If a line contains the word "Multiple", include it in the count; state how many such lines the listing has and nothing else.
=== Begin Enclosure ===
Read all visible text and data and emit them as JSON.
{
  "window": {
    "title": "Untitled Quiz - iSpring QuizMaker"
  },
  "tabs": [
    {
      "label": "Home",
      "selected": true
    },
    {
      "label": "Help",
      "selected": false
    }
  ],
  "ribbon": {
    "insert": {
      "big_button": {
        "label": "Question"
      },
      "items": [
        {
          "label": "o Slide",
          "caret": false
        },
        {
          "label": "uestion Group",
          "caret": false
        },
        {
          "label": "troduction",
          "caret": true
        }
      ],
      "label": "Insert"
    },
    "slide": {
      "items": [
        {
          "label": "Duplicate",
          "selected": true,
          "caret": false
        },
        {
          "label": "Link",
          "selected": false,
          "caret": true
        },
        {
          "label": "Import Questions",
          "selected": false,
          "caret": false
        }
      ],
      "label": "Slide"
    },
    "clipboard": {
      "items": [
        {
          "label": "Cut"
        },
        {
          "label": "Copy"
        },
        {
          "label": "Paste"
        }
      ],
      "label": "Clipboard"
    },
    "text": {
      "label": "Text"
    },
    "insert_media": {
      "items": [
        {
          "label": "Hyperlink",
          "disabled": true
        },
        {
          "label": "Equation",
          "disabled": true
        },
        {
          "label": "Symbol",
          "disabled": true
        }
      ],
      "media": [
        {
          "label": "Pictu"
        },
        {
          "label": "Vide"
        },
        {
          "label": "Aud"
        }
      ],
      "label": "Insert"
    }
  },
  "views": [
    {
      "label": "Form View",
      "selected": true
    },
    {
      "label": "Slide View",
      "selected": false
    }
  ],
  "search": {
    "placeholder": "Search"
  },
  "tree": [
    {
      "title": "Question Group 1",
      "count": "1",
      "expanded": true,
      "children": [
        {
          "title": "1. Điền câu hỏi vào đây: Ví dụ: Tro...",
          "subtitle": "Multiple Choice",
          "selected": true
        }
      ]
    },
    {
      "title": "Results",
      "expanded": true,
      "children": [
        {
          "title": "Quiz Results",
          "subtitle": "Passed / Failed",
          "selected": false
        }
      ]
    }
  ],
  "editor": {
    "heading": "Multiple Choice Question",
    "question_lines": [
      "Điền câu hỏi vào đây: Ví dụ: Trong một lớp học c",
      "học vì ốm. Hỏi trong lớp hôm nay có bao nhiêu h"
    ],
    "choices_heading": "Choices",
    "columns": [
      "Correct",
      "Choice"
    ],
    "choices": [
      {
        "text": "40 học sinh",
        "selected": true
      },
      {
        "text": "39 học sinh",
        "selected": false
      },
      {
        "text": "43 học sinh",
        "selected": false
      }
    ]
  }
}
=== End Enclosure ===
* TASK SOLUTION *
2